The biography of Frank Kelley at the Michigan Bar Association’s website shows the high esteem in which Kelley is held in our state and in the law community itself:
In the last half of the 20th Century, an Irish-American with undergraduate and law degrees from the University of Detroit became the Attorney General of Michigan. During his next 37 years as the chief law enforcement officer of the state, Frank J. Kelley redefined the role of the Department of Attorney General and created a dynamic organization that had a profound influence on the development of Michigan jurisprudence. Kelley set the record as both the state’s youngest (age 36) and oldest (age 74) attorney general. […]

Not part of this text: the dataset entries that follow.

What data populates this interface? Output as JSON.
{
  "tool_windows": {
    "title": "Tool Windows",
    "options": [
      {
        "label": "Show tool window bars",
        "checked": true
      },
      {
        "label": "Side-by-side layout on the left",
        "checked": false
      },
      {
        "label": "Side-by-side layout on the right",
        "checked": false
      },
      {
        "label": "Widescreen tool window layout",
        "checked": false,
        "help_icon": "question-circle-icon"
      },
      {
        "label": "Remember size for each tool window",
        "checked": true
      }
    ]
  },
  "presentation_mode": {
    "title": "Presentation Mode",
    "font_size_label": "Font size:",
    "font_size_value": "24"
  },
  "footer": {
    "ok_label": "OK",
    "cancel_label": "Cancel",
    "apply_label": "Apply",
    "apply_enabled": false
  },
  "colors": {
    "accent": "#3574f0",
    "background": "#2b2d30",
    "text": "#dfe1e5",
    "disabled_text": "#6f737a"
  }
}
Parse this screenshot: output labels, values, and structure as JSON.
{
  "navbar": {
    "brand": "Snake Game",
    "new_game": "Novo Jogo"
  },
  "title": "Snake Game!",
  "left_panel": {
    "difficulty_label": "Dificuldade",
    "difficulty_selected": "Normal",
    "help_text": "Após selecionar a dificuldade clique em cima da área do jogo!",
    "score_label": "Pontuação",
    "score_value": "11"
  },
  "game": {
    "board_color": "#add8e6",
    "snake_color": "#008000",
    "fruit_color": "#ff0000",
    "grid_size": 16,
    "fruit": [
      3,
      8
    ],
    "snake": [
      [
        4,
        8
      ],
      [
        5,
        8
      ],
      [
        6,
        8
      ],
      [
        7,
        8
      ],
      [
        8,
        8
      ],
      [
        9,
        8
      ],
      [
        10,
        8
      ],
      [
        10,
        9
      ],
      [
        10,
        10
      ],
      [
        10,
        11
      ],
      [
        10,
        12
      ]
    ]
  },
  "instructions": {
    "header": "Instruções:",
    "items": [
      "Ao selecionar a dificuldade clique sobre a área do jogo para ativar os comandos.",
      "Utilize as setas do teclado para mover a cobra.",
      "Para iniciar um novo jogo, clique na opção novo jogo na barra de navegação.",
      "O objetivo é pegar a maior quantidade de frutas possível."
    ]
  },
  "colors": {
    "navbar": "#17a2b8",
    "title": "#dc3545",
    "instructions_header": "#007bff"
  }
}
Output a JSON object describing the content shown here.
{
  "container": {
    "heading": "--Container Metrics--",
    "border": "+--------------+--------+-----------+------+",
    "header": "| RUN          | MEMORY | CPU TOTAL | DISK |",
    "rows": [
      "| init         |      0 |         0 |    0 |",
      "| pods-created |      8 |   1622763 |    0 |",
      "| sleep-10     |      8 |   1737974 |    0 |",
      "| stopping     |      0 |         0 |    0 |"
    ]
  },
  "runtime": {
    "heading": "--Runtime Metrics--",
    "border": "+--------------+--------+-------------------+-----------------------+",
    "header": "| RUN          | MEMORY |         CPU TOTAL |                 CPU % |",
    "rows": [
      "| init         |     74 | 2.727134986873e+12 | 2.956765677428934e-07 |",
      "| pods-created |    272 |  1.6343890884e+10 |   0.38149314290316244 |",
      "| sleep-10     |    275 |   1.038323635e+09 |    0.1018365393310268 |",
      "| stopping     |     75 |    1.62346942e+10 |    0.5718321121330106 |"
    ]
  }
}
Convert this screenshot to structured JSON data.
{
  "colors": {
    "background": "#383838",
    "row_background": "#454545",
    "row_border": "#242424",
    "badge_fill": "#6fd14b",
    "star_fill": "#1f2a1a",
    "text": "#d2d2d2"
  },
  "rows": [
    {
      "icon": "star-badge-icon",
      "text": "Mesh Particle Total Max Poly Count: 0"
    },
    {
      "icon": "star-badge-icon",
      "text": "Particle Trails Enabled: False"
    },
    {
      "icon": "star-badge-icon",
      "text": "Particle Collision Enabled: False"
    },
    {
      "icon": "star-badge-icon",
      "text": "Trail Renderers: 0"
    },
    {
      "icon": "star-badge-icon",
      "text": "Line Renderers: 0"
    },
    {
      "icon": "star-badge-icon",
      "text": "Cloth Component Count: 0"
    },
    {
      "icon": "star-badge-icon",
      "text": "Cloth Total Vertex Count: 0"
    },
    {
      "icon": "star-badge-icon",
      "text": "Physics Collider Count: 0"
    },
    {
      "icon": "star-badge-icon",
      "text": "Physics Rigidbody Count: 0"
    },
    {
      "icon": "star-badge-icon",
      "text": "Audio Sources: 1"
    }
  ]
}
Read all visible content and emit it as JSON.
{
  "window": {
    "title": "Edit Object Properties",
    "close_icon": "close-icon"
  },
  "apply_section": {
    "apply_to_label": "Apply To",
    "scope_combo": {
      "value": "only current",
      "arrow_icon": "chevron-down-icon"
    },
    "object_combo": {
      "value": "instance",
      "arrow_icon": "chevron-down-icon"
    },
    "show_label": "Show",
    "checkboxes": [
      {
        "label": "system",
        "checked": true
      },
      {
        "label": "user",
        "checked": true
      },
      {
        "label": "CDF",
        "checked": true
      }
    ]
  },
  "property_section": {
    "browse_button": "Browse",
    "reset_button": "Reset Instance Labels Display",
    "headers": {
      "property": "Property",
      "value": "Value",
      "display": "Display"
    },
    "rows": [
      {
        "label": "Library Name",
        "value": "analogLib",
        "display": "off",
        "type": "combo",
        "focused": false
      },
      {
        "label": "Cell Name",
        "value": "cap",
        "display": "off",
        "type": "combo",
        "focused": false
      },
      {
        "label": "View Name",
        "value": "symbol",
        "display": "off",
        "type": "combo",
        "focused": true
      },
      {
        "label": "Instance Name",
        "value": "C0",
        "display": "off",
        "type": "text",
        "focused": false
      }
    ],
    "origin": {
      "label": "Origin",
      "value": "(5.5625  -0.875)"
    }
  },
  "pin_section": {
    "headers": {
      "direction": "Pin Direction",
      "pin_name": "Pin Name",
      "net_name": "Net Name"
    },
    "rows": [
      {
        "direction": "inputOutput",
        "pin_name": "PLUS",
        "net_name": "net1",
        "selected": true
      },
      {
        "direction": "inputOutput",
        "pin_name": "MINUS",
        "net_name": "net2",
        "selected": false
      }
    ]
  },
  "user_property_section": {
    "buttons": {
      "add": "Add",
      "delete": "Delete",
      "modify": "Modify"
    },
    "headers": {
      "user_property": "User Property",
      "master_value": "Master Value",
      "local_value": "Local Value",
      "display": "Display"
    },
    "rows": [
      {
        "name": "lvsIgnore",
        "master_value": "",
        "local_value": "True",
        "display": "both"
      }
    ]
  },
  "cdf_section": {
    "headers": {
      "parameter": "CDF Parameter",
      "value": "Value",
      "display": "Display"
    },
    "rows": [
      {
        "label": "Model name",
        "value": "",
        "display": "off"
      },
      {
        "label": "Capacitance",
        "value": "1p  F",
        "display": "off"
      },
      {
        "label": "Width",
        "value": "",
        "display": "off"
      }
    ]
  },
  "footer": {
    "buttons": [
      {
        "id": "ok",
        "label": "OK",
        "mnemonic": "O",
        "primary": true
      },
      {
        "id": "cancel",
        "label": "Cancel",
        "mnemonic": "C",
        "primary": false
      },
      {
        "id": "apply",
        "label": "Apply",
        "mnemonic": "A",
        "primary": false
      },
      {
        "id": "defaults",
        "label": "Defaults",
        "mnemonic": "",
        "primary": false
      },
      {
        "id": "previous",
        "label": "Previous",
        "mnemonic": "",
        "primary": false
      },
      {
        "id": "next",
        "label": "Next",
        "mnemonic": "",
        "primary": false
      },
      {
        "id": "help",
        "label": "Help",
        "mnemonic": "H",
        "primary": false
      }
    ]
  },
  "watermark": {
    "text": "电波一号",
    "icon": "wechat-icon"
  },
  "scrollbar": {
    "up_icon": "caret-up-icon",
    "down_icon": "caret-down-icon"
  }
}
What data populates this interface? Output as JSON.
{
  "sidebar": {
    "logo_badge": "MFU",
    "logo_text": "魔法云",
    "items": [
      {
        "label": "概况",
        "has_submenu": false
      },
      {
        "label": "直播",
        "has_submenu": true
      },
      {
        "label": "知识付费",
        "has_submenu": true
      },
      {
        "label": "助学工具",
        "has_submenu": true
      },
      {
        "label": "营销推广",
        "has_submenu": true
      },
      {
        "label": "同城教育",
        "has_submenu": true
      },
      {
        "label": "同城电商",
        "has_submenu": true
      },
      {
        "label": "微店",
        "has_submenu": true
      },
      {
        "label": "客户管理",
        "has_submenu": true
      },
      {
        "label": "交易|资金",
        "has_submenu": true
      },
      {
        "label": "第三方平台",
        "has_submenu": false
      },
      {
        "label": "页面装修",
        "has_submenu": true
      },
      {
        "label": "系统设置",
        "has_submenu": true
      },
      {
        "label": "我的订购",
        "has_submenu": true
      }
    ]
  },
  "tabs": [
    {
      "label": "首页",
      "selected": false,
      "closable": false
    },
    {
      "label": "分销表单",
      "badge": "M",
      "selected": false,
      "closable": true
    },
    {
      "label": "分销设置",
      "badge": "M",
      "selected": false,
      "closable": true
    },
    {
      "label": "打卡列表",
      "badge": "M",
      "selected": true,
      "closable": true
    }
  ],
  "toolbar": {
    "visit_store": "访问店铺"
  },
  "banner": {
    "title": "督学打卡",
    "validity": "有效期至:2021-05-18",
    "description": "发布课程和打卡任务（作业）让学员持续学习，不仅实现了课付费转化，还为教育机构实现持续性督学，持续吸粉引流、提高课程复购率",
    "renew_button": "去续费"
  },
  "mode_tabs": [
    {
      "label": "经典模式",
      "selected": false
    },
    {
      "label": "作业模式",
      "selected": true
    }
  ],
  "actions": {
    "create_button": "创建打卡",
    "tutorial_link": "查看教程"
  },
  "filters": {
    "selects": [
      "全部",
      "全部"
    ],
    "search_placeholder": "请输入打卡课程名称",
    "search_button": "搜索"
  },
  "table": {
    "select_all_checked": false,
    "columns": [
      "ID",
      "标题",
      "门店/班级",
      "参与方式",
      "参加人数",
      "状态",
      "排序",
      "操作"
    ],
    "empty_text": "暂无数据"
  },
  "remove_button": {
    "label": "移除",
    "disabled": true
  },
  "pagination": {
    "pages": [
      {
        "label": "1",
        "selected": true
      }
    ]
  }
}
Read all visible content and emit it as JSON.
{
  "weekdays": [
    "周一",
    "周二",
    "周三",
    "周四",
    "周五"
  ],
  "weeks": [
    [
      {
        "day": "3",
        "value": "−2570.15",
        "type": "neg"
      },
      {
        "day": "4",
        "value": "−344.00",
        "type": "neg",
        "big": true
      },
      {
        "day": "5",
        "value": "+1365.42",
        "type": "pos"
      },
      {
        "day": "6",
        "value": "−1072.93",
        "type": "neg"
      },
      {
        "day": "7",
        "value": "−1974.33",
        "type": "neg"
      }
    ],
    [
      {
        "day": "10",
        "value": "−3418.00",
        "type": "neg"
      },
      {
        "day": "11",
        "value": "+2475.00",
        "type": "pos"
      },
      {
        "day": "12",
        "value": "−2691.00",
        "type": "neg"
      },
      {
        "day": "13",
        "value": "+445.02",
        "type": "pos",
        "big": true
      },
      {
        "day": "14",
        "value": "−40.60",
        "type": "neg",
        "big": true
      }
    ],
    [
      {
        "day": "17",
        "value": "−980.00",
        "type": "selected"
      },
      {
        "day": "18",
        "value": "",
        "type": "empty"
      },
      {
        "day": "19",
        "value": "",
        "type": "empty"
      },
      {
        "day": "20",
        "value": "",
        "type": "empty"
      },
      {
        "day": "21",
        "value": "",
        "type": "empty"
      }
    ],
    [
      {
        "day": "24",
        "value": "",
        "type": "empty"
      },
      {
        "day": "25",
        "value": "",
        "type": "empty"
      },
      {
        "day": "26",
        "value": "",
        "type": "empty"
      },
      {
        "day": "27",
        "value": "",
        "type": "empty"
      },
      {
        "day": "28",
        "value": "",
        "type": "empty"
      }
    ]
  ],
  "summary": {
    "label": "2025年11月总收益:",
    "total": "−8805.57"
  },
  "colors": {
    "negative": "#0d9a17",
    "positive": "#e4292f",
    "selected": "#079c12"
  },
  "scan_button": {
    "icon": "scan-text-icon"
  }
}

Before Ralph Nader was out of law school, Kelley had established the nation’s first Consumer Protection Division and cracked down on charities that pocketed more money than they spent on good works and retailers whose price at the scanner didn’t match the price on the shelf. Among state attorneys general across the nation, Kelley was a leader in establishing new frontiers for his attorneys to push the courts toward justice. He was at the forefront of the consumer movement. Quick-buck pyramid scams were targeted and dispatched by his forces. Unscrupulous automobile transmission shops were brought before the courts and the national press chronicled his dedication to the consumer.
Before the environmental movement of the 1970s, Kelley had already established the country’s first Environmental Protection Division, which was quick to respond to water pollution violations. Chemical companies and corporate polluters were sued and injunctive relief was sought to require clean up of their environmental messes. Kelley brought a new dedication to the role of the people’s advocate before the public utility commission; a journalist observed that ‘‘He went after Michigan utilities in rate-hike cases like a pit bull after sirloin.’’ ‘‘It was never personal,’’ Kelley later stated, ‘‘I liked many of the citizens, companies and their executives on the other side of cases. I was only trying to enforce the law fairly.’’
Kelley’s work on consumer and environmental protections stands in sharp contrast to Bill Schuette’s time in government where he co-sponsored a bill that later became law making Michigan the only state in the country that prevents lawsuits against drug companies whose drugs were found to harm or kill people who used them if they had been approved by the FDA. He was also one of only 13 Attorneys General who didn’t sign a letter supporting Richard Cordray to head up the newly-created federal Consumer Financial Protection Bureau.
When the Environmental Protection Agency took steps to clean up pollution flowing into the Chesapeake Bay, Bill Schuette took it upon himself as AG of Michigan to file an amicus brief opposing the EPA’s clean-up plan.
Schuette also led a coalition of state AGs trying to overturn EPA rules about mercury emissions from power plants. Their effort was later shot down by a federal appeals court.
Based on both Schuette’s and Totten’s records, it’s easy to see how Totten has earned the endorsements of such well-respected Michigan legends as William Milliken and Frank Kelley and how he has earned the right to be Michigan’s next Attorney General. It will be interesting to see if Michigan Republican Party Chair Bobby Schostak will call Frank Kelley “irrelevant”, too, like he did with Gov. Milliken.
Be sure to stop by on Wednesday morning when I’ll be posting my interview with Mark Totten. Stop by his website to learn more about his campaign and to make a donation to ensure he replaces our current extremist AG after the election.
[Totten photo by Anne C. Savage, special to Eclectablog]